Since February of 2011, I have been involved with the Big Brothers and Big Sisters Program. This has been a life-changing experience for me. Anyone who contemplates this should get involved if their schedule allows. As of last year, my schedule allowed. For the first time in over 5 years, my life finally had the structure that allowed me to do so. During a meeting at work at a local Panera, in November of 2010, I saw a flyer near the bathroom that promoted something called Operation Bigs.
I grabbed the flyer and put it in my pocket. I followed up with it, checked with my employer and gave it a shot. At that time, I was living in Southern Orange County with my girlfriend and was working throughout the North San Diego County area. I drove right past the base every day. It was a perfect opportunity and I capitalized on the moment.
However, life changes as life often does – and I found myself wondering if I would be able to continue volunteering when the program reached it’s one year mark next month in February 2013. The conclusion that I finally reached was “no.” With recent decisions to take my life transitions even further, I decided that I would begin transitioning “out” of the program.
While speaking with program coordinators, I debated if I would continue mentoring my “little” in the traditional Big Brother / Big Sister way, by picking him up at his home on base and spending time with him several times a month. However, those debates quickly ended today.
I found out that my little’s dad was transferred to a different base and that they were moving in two weeks. My little (11 years old) wasn’t up for talking about it too much, as I could tell he was still processing all this information. They were already packed up and living in a hotel until it was time to make the final move.
As we played today, which will be the second to last time I will likely ever see this young man, we both were clearly flooded with emotions.
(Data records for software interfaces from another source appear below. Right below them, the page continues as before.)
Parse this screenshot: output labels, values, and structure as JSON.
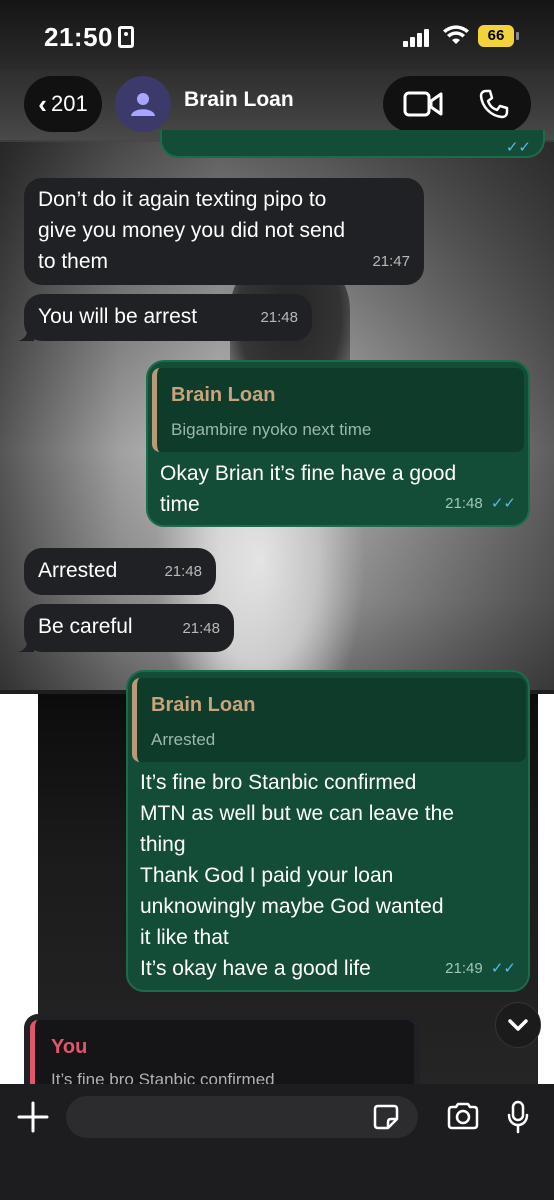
{
  "status_bar": {
    "time": "21:50",
    "battery": "66"
  },
  "header": {
    "back_count": "201",
    "contact_name": "Brain Loan"
  },
  "messages": [
    {
      "direction": "in",
      "lines": [
        "Don’t do it again texting pipo to",
        "give you money you did not send",
        "to them"
      ],
      "time": "21:47"
    },
    {
      "direction": "in",
      "lines": [
        "You will be arrest"
      ],
      "time": "21:48"
    },
    {
      "direction": "out",
      "reply_to": {
        "name": "Brain Loan",
        "text": "Bigambire nyoko next time"
      },
      "lines": [
        "Okay Brian it’s fine have a good",
        "time"
      ],
      "time": "21:48",
      "ticks": "✓✓"
    },
    {
      "direction": "in",
      "lines": [
        "Arrested"
      ],
      "time": "21:48"
    },
    {
      "direction": "in",
      "lines": [
        "Be careful"
      ],
      "time": "21:48"
    },
    {
      "direction": "out",
      "reply_to": {
        "name": "Brain Loan",
        "text": "Arrested"
      },
      "lines": [
        "It’s fine bro Stanbic confirmed",
        "MTN as well but we can leave the",
        "thing",
        "Thank God I paid your loan",
        "unknowingly maybe God wanted",
        "it like that",
        "It’s okay have a good life"
      ],
      "time": "21:49",
      "ticks": "✓✓"
    }
  ],
  "partial_quote": {
    "name": "You",
    "text": "It’s fine bro Stanbic confirmed"
  },
  "icons": {
    "back": "chevron-left-icon",
    "avatar": "person-icon",
    "video": "video-camera-icon",
    "call": "phone-icon",
    "scroll": "chevron-down-icon",
    "attach": "plus-icon",
    "sticker": "sticker-icon",
    "camera": "camera-icon",
    "mic": "microphone-icon"
  },
  "colors": {
    "incoming_bubble": "#1f2124",
    "outgoing_bubble": "#144d37",
    "reply_name": "#c9a37e",
    "you_name": "#e0566b",
    "read_ticks": "#53bdeb",
    "battery": "#f2d33b"
  }
}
We talked for a little bit, but then reverted to playing. Enjoying the remaining time we had together was the best coping mechanism that we were able to deal with at the time.
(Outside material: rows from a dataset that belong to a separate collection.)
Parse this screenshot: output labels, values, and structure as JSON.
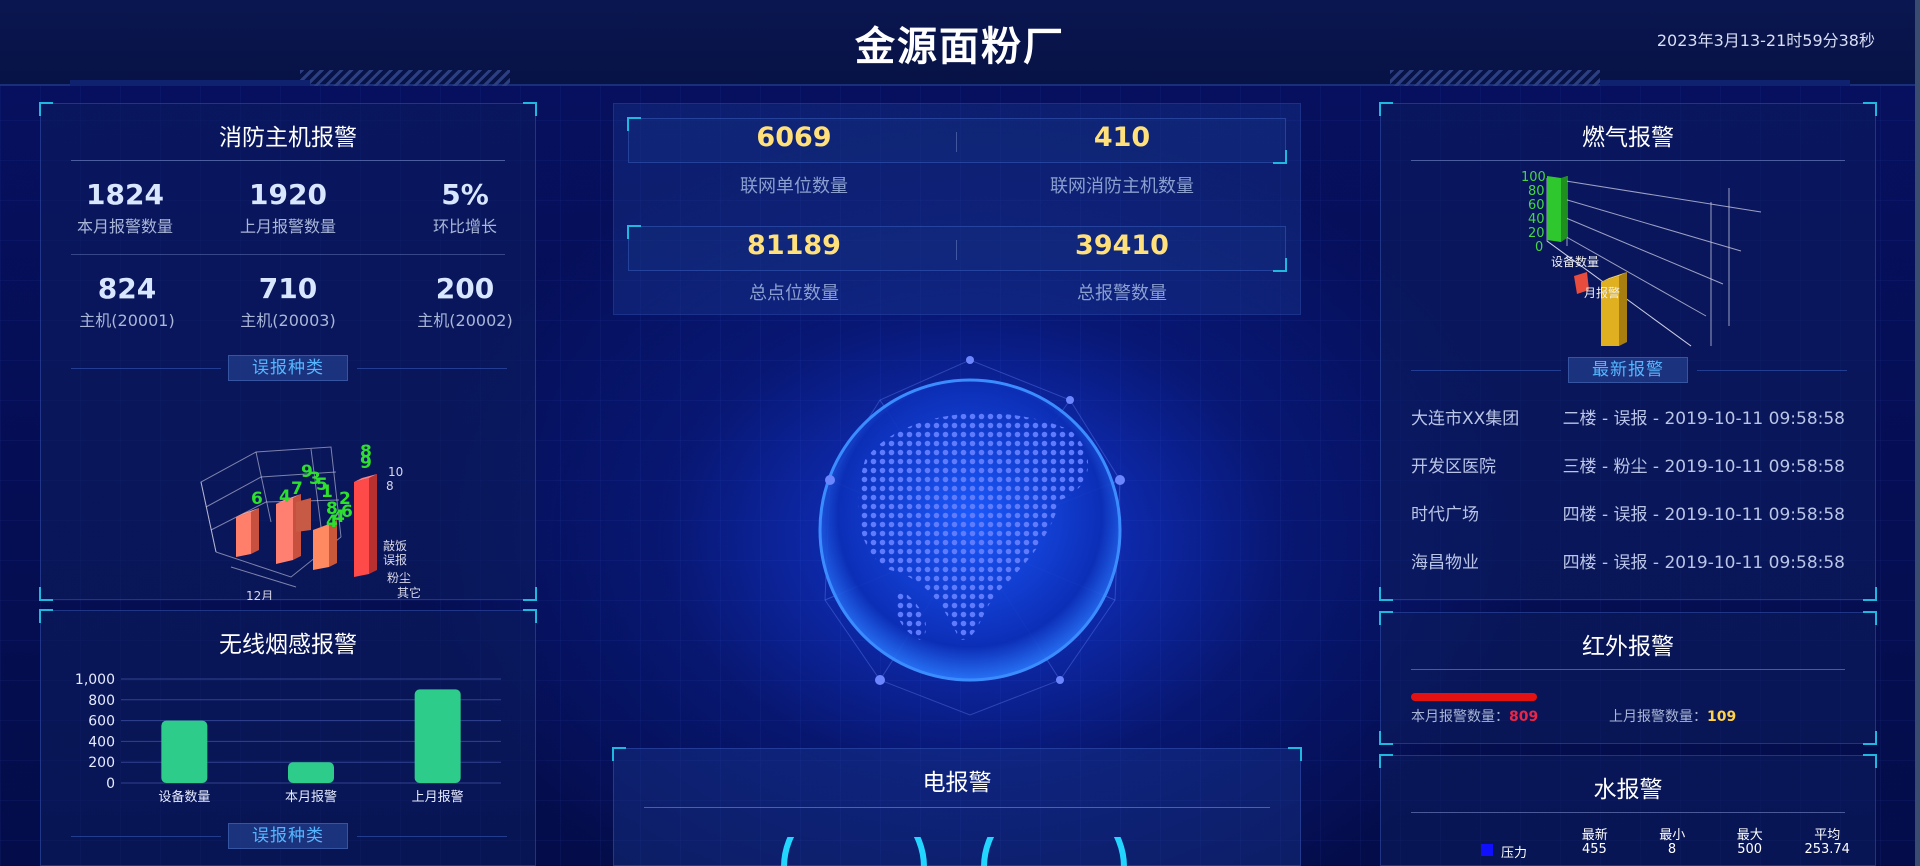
{
  "header": {
    "title": "金源面粉厂",
    "time": "2023年3月13-21时59分38秒"
  },
  "fire_host": {
    "title": "消防主机报警",
    "stats": [
      {
        "value": "1824",
        "label": "本月报警数量"
      },
      {
        "value": "1920",
        "label": "上月报警数量"
      },
      {
        "value": "5%",
        "label": "环比增长"
      },
      {
        "value": "824",
        "label": "主机(20001)"
      },
      {
        "value": "710",
        "label": "主机(20003)"
      },
      {
        "value": "200",
        "label": "主机(20002)"
      }
    ],
    "tag": "误报种类",
    "chart": {
      "axis_labels": [
        "10",
        "8",
        "敲饭",
        "误报",
        "粉尘",
        "其它",
        "12月"
      ],
      "bar_labels": [
        "6",
        "4",
        "7",
        "3",
        "9",
        "1",
        "8",
        "2",
        "4",
        "6",
        "5",
        "4",
        "9",
        "8"
      ]
    }
  },
  "wireless_smoke": {
    "title": "无线烟感报警",
    "tag": "误报种类",
    "chart_data": {
      "type": "bar",
      "categories": [
        "设备数量",
        "本月报警",
        "上月报警"
      ],
      "values": [
        600,
        200,
        900
      ],
      "ylim": [
        0,
        1000
      ],
      "yticks": [
        "0",
        "200",
        "400",
        "600",
        "800",
        "1,000"
      ],
      "bar_color": "#2ecc8a"
    }
  },
  "center": {
    "stats": [
      {
        "value": "6069",
        "label": "联网单位数量"
      },
      {
        "value": "410",
        "label": "联网消防主机数量"
      },
      {
        "value": "81189",
        "label": "总点位数量"
      },
      {
        "value": "39410",
        "label": "总报警数量"
      }
    ],
    "electric_title": "电报警"
  },
  "gas": {
    "title": "燃气报警",
    "chart": {
      "yticks": [
        "100",
        "80",
        "60",
        "40",
        "20",
        "0"
      ],
      "labels": [
        "设备数量",
        "月报警"
      ]
    },
    "tag": "最新报警",
    "news": [
      {
        "org": "大连市XX集团",
        "info": "二楼 - 误报 - 2019-10-11 09:58:58"
      },
      {
        "org": "开发区医院",
        "info": "三楼 - 粉尘 - 2019-10-11 09:58:58"
      },
      {
        "org": "时代广场",
        "info": "四楼 - 误报 - 2019-10-11 09:58:58"
      },
      {
        "org": "海昌物业",
        "info": "四楼 - 误报 - 2019-10-11 09:58:58"
      }
    ]
  },
  "infrared": {
    "title": "红外报警",
    "this_month_label": "本月报警数量：",
    "this_month_value": "809",
    "last_month_label": "上月报警数量：",
    "last_month_value": "109"
  },
  "water": {
    "title": "水报警",
    "headers": [
      "最新",
      "最小",
      "最大",
      "平均"
    ],
    "rows": [
      {
        "name": "压力",
        "color": "#1010ff",
        "values": [
          "455",
          "8",
          "500",
          "253.74"
        ]
      }
    ]
  }
}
As I sit here and write and reflect about this, tears stream down my face. Emotions run high as I realize that this stage of my life is drawing to a close. Another chapter of the life that I lead is about to end. Another page in the book of life is in the process of turning.
I sit here and write and cry. I don’t cry often and I used to hide it when I did. I felt that it wasn’t the “manly” thing to do. Crying was for sissies. Now, I am in my mid-30’s and am less concerned with projecting an image of masculinity. Honestly, I am not really concerned with much of anything any more.
Life is merely a series of transitions. Enjoyment of life and deliberately living in an efficient and effective manner is really all that concerns me any more. My desire for career success has been replaced with a desire to be a good man and a contributing member of society.
At 35 years of age, most of my friends are married. Moreover, most of my friends have kids. In addition to this, they have a great job, a house payment, cars, toys, etc. Most of my friends are stereotypical Americans “living the dream” and keeping up with the Jones’ in the house next door.
At 35 years of age, I am only beginning to determine who I am and where I am going. I live in one of the most beautiful places on earth, San Diego. More specifically, I live in the North County Coastal area.
As I wipe more tears from my face, I hear the buzzer indicating the current pomodoro is up.